Your answer must be the records below, given again exactly, with no pictures in it.

Source data:
================================

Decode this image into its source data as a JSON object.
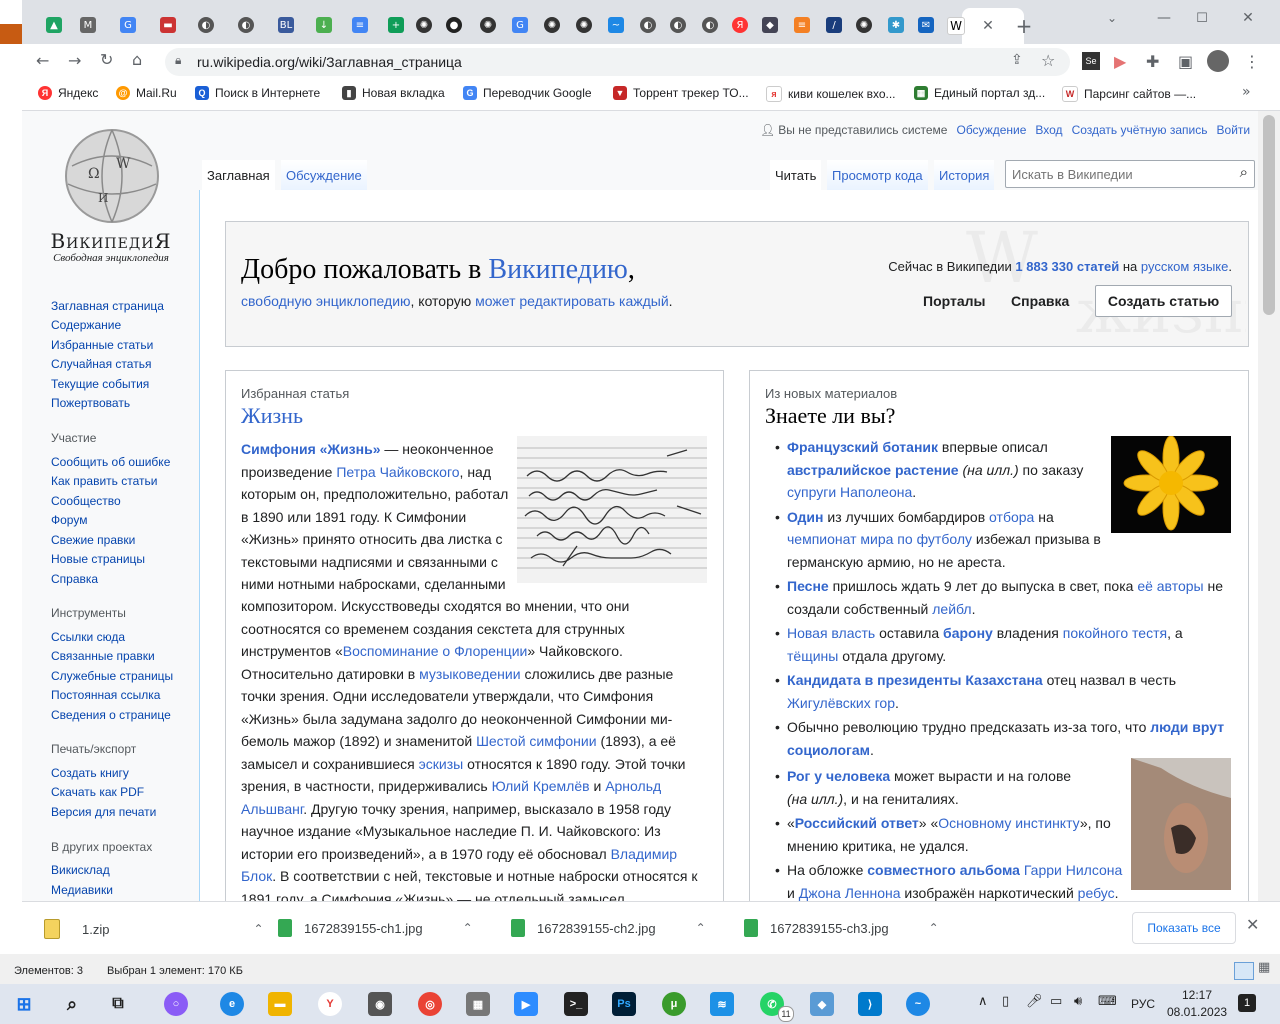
{
  "browser": {
    "url": "ru.wikipedia.org/wiki/Заглавная_страница",
    "tab_letter": "W",
    "new_tab": "+",
    "bookmarks": [
      "Яндекс",
      "Mail.Ru",
      "Поиск в Интернете",
      "Новая вкладка",
      "Переводчик Google",
      "Торрент трекер ТО...",
      "киви кошелек вхо...",
      "Единый портал зд...",
      "Парсинг сайтов —..."
    ]
  },
  "wiki": {
    "logo_title": "ВикипедиЯ",
    "logo_subtitle": "Свободная энциклопедия",
    "personal": {
      "not_logged": "Вы не представились системе",
      "talk": "Обсуждение",
      "login": "Вход",
      "create_account": "Создать учётную запись",
      "logout": "Войти"
    },
    "tabs": {
      "main": "Заглавная",
      "discussion": "Обсуждение",
      "read": "Читать",
      "view_source": "Просмотр кода",
      "history": "История"
    },
    "search_placeholder": "Искать в Википедии",
    "nav": [
      "Заглавная страница",
      "Содержание",
      "Избранные статьи",
      "Случайная статья",
      "Текущие события",
      "Пожертвовать"
    ],
    "participation_head": "Участие",
    "participation": [
      "Сообщить об ошибке",
      "Как править статьи",
      "Сообщество",
      "Форум",
      "Свежие правки",
      "Новые страницы",
      "Справка"
    ],
    "tools_head": "Инструменты",
    "tools": [
      "Ссылки сюда",
      "Связанные правки",
      "Служебные страницы",
      "Постоянная ссылка",
      "Сведения о странице"
    ],
    "print_head": "Печать/экспорт",
    "print": [
      "Создать книгу",
      "Скачать как PDF",
      "Версия для печати"
    ],
    "other_head": "В других проектах",
    "other": [
      "Викисклад",
      "Медиавики"
    ],
    "banner": {
      "welcome_a": "Добро пожаловать в ",
      "welcome_link": "Википедию",
      "welcome_c": ",",
      "sub_link1": "свободную энциклопедию",
      "sub_mid": ", которую ",
      "sub_link2": "может редактировать каждый",
      "sub_end": ".",
      "now_a": "Сейчас в Википедии ",
      "count": "1 883 330 статей",
      "now_b": " на ",
      "lang": "русском языке",
      "now_c": ".",
      "portals": "Порталы",
      "help": "Справка",
      "create": "Создать статью"
    },
    "featured": {
      "kicker": "Избранная статья",
      "title": "Жизнь"
    },
    "dyk": {
      "kicker": "Из новых материалов",
      "title": "Знаете ли вы?"
    }
  },
  "downloads": [
    "1.zip",
    "1672839155-ch1.jpg",
    "1672839155-ch2.jpg",
    "1672839155-ch3.jpg"
  ],
  "downloads_show_all": "Показать все",
  "explorer_status": {
    "items": "Элементов: 3",
    "selected": "Выбран 1 элемент: 170 КБ"
  },
  "taskbar": {
    "lang": "РУС",
    "time": "12:17",
    "date": "08.01.2023",
    "notifications": "1"
  }
}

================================

**Task solution:**
Decode this image into its source data as a JSON object.
{
  "browser": {
    "url": "ru.wikipedia.org/wiki/Заглавная_страница",
    "tab_letter": "W",
    "new_tab": "+",
    "bookmarks": [
      "Яндекс",
      "Mail.Ru",
      "Поиск в Интернете",
      "Новая вкладка",
      "Переводчик Google",
      "Торрент трекер ТО...",
      "киви кошелек вхо...",
      "Единый портал зд...",
      "Парсинг сайтов —..."
    ]
  },
  "wiki": {
    "logo_title": "ВикипедиЯ",
    "logo_subtitle": "Свободная энциклопедия",
    "personal": {
      "not_logged": "Вы не представились системе",
      "talk": "Обсуждение",
      "login": "Вход",
      "create_account": "Создать учётную запись",
      "logout": "Войти"
    },
    "tabs": {
      "main": "Заглавная",
      "discussion": "Обсуждение",
      "read": "Читать",
      "view_source": "Просмотр кода",
      "history": "История"
    },
    "search_placeholder": "Искать в Википедии",
    "nav": [
      "Заглавная страница",
      "Содержание",
      "Избранные статьи",
      "Случайная статья",
      "Текущие события",
      "Пожертвовать"
    ],
    "participation_head": "Участие",
    "participation": [
      "Сообщить об ошибке",
      "Как править статьи",
      "Сообщество",
      "Форум",
      "Свежие правки",
      "Новые страницы",
      "Справка"
    ],
    "tools_head": "Инструменты",
    "tools": [
      "Ссылки сюда",
      "Связанные правки",
      "Служебные страницы",
      "Постоянная ссылка",
      "Сведения о странице"
    ],
    "print_head": "Печать/экспорт",
    "print": [
      "Создать книгу",
      "Скачать как PDF",
      "Версия для печати"
    ],
    "other_head": "В других проектах",
    "other": [
      "Викисклад",
      "Медиавики"
    ],
    "banner": {
      "welcome_a": "Добро пожаловать в ",
      "welcome_link": "Википедию",
      "welcome_c": ",",
      "sub_link1": "свободную энциклопедию",
      "sub_mid": ", которую ",
      "sub_link2": "может редактировать каждый",
      "sub_end": ".",
      "now_a": "Сейчас в Википедии ",
      "count": "1 883 330 статей",
      "now_b": " на ",
      "lang": "русском языке",
      "now_c": ".",
      "portals": "Порталы",
      "help": "Справка",
      "create": "Создать статью"
    },
    "featured": {
      "kicker": "Избранная статья",
      "title": "Жизнь"
    },
    "dyk": {
      "kicker": "Из новых материалов",
      "title": "Знаете ли вы?"
    }
  },
  "downloads": [
    "1.zip",
    "1672839155-ch1.jpg",
    "1672839155-ch2.jpg",
    "1672839155-ch3.jpg"
  ],
  "downloads_show_all": "Показать все",
  "explorer_status": {
    "items": "Элементов: 3",
    "selected": "Выбран 1 элемент: 170 КБ"
  },
  "taskbar": {
    "lang": "РУС",
    "time": "12:17",
    "date": "08.01.2023",
    "notifications": "1"
  }
}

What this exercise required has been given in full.